The Farm Belt is boomingNEW YORK — The overall U.S. economy may be struggling, but you would not know it from a visit to the Farm Belt.
NEW YORK — The overall U.S. economy may be struggling, but you would not know it from a visit to the Farm Belt.
A boom is under way across much of the rural Midwest, with agricultural land prices growing at a double-digit clip and farm auctions in certain counties fetching record sales.
One question to ponder: Is this boom rooted in genuine economic gains, or is it another Federal Reserve-induced asset bubble?
We lean toward the bubble view.
Rising farmland values
The Federal Reserve Bank of Chicago reported in November that farmland values across the Upper Midwest have jumped 10 percent since 2009. The year-over-year increases were more dramatic in some states — 13 percent in Iowa, 11 percent in Indiana.
Irrigated cropland is up 11.8 percent in Nebraska and 12.2 percent in Kansas, according to the Kansas City Fed’s most recent quarterly survey, which also relays this comment from one district banker: “Land fever is running rampant.”
The signs of a land-grab mania are everywhere.
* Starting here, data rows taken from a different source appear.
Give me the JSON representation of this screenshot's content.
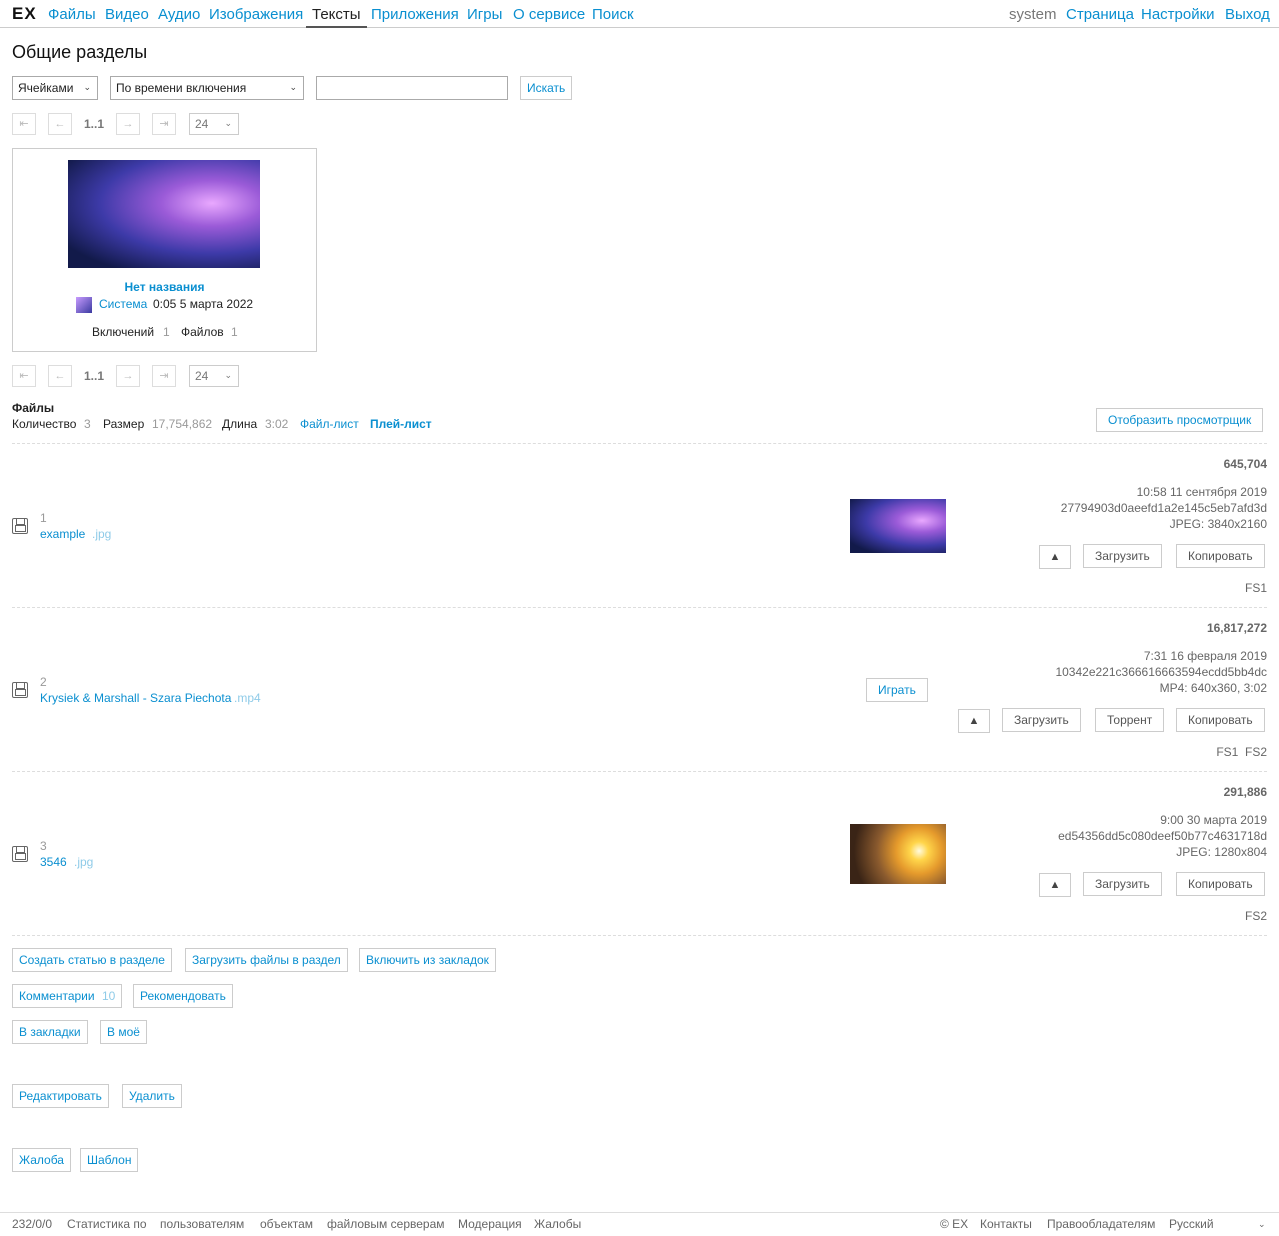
{
  "header": {
    "logo": "EX",
    "nav": [
      "Файлы",
      "Видео",
      "Аудио",
      "Изображения",
      "Тексты",
      "Приложения",
      "Игры",
      "О сервисе",
      "Поиск"
    ],
    "active_nav": "Тексты",
    "user": "system",
    "right": [
      "Страница",
      "Настройки",
      "Выход"
    ]
  },
  "page_title": "Общие разделы",
  "filters": {
    "view": "Ячейками",
    "sort": "По времени включения",
    "search_value": "",
    "search_button": "Искать"
  },
  "pager": {
    "range": "1..1",
    "per_page": "24"
  },
  "card": {
    "title": "Нет названия",
    "author": "Система",
    "date": "0:05 5 марта 2022",
    "includes_label": "Включений",
    "includes": "1",
    "files_label": "Файлов",
    "files": "1"
  },
  "files_summary": {
    "heading": "Файлы",
    "count_label": "Количество",
    "count": "3",
    "size_label": "Размер",
    "size": "17,754,862",
    "length_label": "Длина",
    "length": "3:02",
    "filelist": "Файл-лист",
    "playlist": "Плей-лист",
    "viewer_button": "Отобразить просмотрщик"
  },
  "files": [
    {
      "index": "1",
      "name": "example",
      "ext": ".jpg",
      "size": "645,704",
      "date": "10:58 11 сентября 2019",
      "hash": "27794903d0aeefd1a2e145c5eb7afd3d",
      "info": "JPEG: 3840x2160",
      "servers": "FS1",
      "buttons": [
        "Загрузить",
        "Копировать"
      ]
    },
    {
      "index": "2",
      "name": "Krysiek & Marshall - Szara Piechota",
      "ext": ".mp4",
      "size": "16,817,272",
      "date": "7:31 16 февраля 2019",
      "hash": "10342e221c366616663594ecdd5bb4dc",
      "info": "MP4: 640x360, 3:02",
      "servers": "FS1  FS2",
      "play": "Играть",
      "buttons": [
        "Загрузить",
        "Торрент",
        "Копировать"
      ]
    },
    {
      "index": "3",
      "name": "3546",
      "ext": ".jpg",
      "size": "291,886",
      "date": "9:00 30 марта 2019",
      "hash": "ed54356dd5c080deef50b77c4631718d",
      "info": "JPEG: 1280x804",
      "servers": "FS2",
      "buttons": [
        "Загрузить",
        "Копировать"
      ]
    }
  ],
  "actions": {
    "create_article": "Создать статью в разделе",
    "upload_files": "Загрузить файлы в раздел",
    "include_bookmarks": "Включить из закладок",
    "comments": "Комментарии",
    "comments_count": "10",
    "recommend": "Рекомендовать",
    "to_bookmarks": "В закладки",
    "to_mine": "В моё",
    "edit": "Редактировать",
    "delete": "Удалить",
    "complaint": "Жалоба",
    "template": "Шаблон"
  },
  "footer": {
    "stats": "232/0/0",
    "stats_by": "Статистика по",
    "users": "пользователям",
    "objects": "объектам",
    "file_servers": "файловым серверам",
    "moderation": "Модерация",
    "complaints": "Жалобы",
    "copyright": "© EX",
    "contacts": "Контакты",
    "rightholders": "Правообладателям",
    "language": "Русский"
  }
}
The Des Moines (Iowa) Register reported recently that two tracts in O’Brien County in the northwestern part of Iowa sold for $9,700 an acre, while one land broker estimates that farmland has appreciated on average by about $1,000 an acre since the end of the summer.
Reports of bidding wars and $2,000-an-acre premiums for top farms are common.
More than anything, this real estate boom is a result of the extraordinary rally in crop prices.
Even after record prices in 2007 and 2008, the price of corn has climbed 48 percent since June alone, while soybeans, wheat and other key grains all are trading well above their prices only a year ago.
Assets in ag country
In the near term, this commodity boom is wonderful news for the rural Midwest.
Rising grain and land prices flow through the larger agricultural economy, with farm equipment manufacturers, seed and fertilizer companies and rural financial services all along for the ride.
The problem comes if the boom is an artificial, money-fed bubble.
The mid-2000s witnessed a similar euphoria over U.S. housing, with the Fed also declaiming that the boom was rooted in a natural growth in demand from immigration and younger families. We know how that turned out.
We hope Fed Chairman Ben Bernanke is right when he says asset bubbles and price spikes in commodities are nothing to worry about.
Of course, he said the same thing about housing and oil in the last decade.
We are not predicting an imminent bust, but we do hope someone at the Fed is watching prices grow in farm country.